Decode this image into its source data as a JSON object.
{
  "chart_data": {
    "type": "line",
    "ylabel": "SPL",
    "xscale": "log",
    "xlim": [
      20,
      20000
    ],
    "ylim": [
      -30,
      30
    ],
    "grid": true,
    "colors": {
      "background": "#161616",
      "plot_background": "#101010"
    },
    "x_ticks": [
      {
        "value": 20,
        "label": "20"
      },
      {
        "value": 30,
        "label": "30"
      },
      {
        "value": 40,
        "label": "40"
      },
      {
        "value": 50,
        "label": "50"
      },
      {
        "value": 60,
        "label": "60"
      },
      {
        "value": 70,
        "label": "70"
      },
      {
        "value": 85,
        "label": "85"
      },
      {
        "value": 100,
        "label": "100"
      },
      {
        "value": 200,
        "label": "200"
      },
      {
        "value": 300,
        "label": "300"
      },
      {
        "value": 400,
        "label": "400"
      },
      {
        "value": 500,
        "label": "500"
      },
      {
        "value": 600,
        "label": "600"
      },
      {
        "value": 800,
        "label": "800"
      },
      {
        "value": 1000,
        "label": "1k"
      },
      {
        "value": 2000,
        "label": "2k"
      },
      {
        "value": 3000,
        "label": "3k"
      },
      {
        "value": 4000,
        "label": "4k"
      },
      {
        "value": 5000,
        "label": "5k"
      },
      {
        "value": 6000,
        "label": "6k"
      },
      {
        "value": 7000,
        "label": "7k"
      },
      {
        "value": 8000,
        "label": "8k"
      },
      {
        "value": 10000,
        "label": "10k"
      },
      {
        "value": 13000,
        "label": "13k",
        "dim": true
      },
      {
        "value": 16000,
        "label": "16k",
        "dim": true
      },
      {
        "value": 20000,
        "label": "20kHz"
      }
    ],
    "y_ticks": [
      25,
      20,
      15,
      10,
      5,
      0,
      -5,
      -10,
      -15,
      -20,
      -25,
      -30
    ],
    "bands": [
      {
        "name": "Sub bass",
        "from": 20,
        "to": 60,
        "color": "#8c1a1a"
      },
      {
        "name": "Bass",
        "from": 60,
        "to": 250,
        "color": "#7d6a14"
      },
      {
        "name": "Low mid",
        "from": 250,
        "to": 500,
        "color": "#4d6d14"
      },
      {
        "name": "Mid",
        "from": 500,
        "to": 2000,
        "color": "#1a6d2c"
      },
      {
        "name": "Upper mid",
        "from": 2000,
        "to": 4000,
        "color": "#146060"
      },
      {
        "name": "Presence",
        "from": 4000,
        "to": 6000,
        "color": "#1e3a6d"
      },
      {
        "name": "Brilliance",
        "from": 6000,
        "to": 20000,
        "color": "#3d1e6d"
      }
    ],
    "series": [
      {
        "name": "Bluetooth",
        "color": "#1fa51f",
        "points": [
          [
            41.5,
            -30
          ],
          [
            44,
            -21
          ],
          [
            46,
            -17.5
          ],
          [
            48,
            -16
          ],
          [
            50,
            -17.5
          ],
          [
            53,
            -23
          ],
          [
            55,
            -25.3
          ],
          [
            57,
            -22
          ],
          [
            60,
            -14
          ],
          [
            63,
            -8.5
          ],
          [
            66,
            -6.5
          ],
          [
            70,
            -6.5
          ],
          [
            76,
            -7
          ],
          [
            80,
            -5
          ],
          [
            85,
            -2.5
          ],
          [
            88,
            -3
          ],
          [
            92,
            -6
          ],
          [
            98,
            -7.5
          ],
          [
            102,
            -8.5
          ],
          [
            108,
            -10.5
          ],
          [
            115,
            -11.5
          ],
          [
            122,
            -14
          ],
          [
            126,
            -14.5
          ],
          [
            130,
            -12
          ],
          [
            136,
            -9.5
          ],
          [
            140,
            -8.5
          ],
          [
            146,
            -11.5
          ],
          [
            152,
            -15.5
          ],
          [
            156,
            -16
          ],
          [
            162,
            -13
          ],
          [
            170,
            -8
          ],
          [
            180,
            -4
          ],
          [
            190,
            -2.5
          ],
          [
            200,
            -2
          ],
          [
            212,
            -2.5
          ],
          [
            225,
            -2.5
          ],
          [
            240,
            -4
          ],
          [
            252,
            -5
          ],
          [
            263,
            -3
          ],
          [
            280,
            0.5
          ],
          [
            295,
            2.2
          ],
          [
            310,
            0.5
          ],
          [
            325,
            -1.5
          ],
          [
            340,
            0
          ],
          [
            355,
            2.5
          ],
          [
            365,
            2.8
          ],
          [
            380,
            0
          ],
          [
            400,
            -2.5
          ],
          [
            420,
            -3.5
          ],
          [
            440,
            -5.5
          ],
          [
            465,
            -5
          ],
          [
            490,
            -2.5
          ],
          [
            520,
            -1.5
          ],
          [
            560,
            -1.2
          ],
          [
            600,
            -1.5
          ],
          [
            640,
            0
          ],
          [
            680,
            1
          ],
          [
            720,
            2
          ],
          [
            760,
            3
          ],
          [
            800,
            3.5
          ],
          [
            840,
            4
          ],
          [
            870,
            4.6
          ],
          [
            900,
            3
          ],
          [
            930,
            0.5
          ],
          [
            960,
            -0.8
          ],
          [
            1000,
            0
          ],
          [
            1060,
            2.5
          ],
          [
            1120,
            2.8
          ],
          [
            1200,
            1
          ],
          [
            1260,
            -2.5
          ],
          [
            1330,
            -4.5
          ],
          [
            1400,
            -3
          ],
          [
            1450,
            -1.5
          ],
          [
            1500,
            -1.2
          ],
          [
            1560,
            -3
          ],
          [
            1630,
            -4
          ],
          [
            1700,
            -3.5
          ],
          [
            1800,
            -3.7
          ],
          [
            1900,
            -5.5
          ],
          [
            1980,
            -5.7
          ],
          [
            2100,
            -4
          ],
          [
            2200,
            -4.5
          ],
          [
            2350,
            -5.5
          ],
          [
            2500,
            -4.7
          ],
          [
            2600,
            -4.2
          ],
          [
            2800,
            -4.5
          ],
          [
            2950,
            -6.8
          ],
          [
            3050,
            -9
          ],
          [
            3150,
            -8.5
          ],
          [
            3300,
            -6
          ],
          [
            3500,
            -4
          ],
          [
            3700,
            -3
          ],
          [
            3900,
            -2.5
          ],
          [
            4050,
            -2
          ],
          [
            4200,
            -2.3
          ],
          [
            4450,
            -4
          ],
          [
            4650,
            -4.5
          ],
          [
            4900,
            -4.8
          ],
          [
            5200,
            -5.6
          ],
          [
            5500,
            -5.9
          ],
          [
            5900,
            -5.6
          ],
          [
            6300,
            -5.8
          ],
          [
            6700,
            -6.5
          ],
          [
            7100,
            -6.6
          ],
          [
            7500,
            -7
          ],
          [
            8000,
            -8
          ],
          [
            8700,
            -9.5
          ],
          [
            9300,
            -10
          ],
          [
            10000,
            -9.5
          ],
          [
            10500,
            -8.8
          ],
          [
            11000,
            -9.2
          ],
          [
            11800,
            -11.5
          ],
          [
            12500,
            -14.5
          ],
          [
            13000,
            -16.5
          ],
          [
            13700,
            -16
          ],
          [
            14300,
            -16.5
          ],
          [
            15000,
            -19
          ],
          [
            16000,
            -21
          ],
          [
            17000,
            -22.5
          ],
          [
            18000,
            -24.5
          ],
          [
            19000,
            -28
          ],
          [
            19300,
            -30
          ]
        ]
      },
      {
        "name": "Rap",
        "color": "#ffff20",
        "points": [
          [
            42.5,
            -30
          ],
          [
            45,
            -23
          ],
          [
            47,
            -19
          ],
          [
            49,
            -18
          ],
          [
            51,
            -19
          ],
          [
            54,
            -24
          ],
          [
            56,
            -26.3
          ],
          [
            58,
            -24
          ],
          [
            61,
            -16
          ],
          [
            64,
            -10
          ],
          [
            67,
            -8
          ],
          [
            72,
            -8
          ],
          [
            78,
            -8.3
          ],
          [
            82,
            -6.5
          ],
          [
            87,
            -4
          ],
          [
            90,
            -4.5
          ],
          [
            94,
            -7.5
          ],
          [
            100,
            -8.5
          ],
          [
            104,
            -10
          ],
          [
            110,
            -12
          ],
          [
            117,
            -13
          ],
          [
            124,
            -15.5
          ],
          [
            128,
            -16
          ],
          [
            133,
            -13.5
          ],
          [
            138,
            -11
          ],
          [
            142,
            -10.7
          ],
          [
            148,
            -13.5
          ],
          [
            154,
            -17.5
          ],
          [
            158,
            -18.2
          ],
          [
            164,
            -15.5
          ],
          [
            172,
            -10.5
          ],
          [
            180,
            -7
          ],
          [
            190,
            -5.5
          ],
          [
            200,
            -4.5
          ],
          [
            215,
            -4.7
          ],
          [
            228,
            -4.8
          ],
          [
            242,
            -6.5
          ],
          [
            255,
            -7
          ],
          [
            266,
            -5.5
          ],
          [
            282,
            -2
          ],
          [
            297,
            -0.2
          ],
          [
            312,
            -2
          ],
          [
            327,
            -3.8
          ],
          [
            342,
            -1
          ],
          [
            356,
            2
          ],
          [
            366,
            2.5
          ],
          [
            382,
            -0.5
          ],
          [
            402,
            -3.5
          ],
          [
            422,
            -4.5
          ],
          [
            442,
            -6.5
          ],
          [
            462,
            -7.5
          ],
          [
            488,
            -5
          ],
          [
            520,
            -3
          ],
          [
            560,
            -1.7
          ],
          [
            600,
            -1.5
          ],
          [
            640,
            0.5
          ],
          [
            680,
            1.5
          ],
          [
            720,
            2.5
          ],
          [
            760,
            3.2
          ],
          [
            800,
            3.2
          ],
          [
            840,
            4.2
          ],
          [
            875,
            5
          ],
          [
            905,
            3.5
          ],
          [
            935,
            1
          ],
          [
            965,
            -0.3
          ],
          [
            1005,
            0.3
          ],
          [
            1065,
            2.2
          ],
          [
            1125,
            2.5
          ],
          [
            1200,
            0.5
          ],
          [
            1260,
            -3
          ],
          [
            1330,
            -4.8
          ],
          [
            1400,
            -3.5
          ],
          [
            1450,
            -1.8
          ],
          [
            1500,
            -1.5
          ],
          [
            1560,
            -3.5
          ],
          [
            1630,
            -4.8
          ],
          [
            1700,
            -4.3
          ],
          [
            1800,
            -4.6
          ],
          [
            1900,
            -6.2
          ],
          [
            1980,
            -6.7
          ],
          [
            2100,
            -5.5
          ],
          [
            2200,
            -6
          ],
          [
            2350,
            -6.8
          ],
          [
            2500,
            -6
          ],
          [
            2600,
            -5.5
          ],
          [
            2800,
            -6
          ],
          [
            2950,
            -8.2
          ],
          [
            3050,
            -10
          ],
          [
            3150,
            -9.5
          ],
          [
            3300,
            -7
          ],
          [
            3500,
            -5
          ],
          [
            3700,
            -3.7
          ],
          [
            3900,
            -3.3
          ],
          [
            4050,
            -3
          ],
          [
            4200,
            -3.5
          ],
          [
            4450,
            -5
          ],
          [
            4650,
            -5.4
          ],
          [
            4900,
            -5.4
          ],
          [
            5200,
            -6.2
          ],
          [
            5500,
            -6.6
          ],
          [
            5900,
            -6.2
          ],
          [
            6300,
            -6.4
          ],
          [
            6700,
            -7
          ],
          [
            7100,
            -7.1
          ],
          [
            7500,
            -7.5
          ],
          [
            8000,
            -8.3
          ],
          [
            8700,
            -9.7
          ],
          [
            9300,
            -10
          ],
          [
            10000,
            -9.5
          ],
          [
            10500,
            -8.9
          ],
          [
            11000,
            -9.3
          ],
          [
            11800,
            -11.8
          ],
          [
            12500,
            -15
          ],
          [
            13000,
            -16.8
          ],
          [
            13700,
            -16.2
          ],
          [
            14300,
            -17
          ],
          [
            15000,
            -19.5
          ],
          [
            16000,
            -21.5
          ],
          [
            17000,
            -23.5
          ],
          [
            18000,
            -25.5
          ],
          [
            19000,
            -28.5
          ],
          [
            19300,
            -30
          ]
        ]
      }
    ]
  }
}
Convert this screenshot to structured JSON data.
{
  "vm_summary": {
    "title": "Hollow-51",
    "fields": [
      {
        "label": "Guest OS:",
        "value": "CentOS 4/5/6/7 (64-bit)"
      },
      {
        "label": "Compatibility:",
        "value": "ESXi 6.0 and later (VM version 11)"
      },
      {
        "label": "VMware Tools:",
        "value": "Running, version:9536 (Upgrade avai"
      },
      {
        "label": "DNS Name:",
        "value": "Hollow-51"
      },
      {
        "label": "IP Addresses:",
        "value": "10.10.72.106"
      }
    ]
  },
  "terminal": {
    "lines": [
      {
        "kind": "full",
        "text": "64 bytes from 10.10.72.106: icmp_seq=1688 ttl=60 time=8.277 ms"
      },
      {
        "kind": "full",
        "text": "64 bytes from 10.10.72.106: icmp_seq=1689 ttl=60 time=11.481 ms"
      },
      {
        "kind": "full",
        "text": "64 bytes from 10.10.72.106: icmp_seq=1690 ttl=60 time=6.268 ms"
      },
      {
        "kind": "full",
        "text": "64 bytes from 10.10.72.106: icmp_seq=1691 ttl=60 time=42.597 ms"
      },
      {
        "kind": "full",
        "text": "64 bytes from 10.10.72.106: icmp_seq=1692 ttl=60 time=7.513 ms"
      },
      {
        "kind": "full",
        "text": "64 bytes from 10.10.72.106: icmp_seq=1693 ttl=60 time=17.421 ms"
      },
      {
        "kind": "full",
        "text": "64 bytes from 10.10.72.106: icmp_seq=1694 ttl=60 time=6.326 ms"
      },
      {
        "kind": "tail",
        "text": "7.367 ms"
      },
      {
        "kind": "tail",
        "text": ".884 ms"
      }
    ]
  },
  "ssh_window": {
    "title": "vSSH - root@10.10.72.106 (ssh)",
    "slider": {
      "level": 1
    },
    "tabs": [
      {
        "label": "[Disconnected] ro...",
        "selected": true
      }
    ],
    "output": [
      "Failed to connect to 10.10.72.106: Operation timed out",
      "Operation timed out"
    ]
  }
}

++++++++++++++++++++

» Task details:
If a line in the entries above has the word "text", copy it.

» Answer below:
        "text": "64 bytes from 10.10.72.106: icmp_seq=1688 ttl=60 time=8.277 ms"
        "text": "64 bytes from 10.10.72.106: icmp_seq=1689 ttl=60 time=11.481 ms"
        "text": "64 bytes from 10.10.72.106: icmp_seq=1690 ttl=60 time=6.268 ms"
        "text": "64 bytes from 10.10.72.106: icmp_seq=1691 ttl=60 time=42.597 ms"
        "text": "64 bytes from 10.10.72.106: icmp_seq=1692 ttl=60 time=7.513 ms"
        "text": "64 bytes from 10.10.72.106: icmp_seq=1693 ttl=60 time=17.421 ms"
        "text": "64 bytes from 10.10.72.106: icmp_seq=1694 ttl=60 time=6.326 ms"
        "text": "7.367 ms"
        "text": ".884 ms"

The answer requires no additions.